“This week specifically is when we transition to buying for a lower-demand period, post holidays,” said Rich Nelson, chief strategist at Allendale Inc. “Packer margins are so stressed right now, from this drop in beef but still strong cash cattle.”

CME benchmark February live cattle eased 0.075 cents to 153.550 cents per pound, while the spot December contract inched up 0.375 cent to 151.925 cents per pound.

Most-active CME January feeder cattle lost 0.900 cents to 180.900 cents per pound.

Boxed beef prices gained after steep declines in the last week, with choice cuts adding $6.31 to $248.96 per hundredweight (cwt), while select cuts firmed 63 cents to $219.77 per cwt, the U.S. Department of Agriculture said.

Meanwhile, lean hogs eased, though seasonal losses were capped by optimism that lifted COVID-19 restrictions in China could mean more U.S. exports to the country.

“Seasonally, we should have just about one more week left of pressure.

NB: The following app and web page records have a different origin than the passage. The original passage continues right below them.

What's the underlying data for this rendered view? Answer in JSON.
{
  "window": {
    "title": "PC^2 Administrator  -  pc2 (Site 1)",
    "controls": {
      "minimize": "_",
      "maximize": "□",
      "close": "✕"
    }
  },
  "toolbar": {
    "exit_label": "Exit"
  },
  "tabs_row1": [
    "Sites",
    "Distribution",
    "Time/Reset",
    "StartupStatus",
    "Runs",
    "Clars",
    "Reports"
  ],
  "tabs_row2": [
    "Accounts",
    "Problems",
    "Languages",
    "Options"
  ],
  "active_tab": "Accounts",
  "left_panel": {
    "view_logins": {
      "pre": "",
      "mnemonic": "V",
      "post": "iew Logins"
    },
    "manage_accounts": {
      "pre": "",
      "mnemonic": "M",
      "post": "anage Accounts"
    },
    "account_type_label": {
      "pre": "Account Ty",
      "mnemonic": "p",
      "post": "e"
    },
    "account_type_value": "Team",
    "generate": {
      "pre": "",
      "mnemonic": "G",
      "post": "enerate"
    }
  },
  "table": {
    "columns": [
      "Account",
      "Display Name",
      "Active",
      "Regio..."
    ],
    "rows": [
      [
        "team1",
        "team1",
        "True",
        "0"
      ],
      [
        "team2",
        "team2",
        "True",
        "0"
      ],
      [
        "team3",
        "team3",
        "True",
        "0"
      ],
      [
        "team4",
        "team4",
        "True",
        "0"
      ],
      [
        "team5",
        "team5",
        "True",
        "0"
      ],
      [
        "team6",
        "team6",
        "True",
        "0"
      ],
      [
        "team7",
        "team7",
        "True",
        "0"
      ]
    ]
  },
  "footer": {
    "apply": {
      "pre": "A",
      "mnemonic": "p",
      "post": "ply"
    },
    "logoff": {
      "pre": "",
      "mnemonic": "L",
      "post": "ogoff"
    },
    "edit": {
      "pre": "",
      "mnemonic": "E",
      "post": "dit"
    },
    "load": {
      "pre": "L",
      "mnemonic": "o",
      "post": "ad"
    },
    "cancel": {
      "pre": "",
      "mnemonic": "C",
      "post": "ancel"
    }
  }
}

The issue for the hog market is, we’ve all been up and down based on wild exaggerations of Chinese buying expectations,” said Nelson.

CME February lean hogs fell 0.275 cents to 86.650 cents per pound.

Nearby December hogs inched up 0.100 cent to 82.375 cents per pound.

The CME’s lean hog index, a two-day weighted average of cash hog prices, added 15 cents to $82.94 per cwt.